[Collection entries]

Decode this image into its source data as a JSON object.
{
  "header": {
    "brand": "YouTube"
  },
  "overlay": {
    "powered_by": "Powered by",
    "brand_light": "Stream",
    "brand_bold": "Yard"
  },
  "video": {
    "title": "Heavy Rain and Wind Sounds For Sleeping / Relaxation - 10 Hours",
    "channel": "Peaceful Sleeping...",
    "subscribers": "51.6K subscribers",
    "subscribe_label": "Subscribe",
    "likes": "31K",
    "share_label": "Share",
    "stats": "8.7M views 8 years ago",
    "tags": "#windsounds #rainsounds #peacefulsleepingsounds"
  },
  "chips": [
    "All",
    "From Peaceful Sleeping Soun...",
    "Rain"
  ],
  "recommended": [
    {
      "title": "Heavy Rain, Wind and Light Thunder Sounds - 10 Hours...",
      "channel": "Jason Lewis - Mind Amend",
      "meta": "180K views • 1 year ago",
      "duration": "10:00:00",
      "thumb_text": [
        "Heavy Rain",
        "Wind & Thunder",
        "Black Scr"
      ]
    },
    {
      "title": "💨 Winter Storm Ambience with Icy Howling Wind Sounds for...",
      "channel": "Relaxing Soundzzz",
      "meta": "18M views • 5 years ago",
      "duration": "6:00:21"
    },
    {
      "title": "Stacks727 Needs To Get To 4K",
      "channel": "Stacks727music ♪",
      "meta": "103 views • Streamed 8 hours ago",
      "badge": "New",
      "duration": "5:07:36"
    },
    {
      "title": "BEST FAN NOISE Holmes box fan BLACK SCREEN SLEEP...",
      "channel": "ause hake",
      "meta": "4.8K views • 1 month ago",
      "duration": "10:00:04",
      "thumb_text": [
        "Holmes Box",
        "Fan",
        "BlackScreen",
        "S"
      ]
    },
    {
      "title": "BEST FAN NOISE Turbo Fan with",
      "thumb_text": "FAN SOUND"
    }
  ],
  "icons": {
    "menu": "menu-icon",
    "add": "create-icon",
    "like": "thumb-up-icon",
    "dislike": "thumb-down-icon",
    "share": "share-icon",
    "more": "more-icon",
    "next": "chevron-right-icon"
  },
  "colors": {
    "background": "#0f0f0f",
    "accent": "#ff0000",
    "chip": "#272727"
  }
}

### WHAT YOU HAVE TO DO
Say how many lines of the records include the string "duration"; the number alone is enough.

### TASK RESULT
4